TRY IT: Each line in the records below that has the word "maroon" should be copied.

*** EXCERPTED RECORDS ***

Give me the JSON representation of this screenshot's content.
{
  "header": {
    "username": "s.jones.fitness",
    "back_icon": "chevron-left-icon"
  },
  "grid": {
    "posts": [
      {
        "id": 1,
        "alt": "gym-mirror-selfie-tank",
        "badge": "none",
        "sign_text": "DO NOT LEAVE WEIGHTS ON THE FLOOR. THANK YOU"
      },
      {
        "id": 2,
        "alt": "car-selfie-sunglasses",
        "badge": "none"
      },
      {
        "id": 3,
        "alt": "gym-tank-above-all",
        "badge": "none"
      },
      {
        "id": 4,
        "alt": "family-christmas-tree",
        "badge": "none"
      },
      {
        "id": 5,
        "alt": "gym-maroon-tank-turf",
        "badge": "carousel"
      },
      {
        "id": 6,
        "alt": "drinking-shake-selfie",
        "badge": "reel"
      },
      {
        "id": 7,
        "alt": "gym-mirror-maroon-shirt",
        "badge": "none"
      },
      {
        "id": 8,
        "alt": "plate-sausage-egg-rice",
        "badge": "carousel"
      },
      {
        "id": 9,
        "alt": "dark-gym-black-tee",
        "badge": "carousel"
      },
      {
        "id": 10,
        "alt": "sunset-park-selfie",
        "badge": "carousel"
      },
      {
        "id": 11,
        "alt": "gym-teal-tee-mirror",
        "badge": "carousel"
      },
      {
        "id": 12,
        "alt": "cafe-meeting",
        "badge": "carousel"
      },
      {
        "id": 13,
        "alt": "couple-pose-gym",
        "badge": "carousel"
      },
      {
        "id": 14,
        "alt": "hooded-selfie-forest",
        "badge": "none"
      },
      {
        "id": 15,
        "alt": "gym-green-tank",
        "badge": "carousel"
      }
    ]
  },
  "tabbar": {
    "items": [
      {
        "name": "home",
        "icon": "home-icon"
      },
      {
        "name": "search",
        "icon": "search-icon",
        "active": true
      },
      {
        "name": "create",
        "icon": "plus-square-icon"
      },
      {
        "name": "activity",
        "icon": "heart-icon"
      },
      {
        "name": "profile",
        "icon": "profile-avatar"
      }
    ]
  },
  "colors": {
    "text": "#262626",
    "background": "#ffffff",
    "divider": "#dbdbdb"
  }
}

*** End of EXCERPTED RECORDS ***

SOLUTION TO THIS TASK:
        "alt": "gym-maroon-tank-turf",
        "alt": "gym-mirror-maroon-shirt",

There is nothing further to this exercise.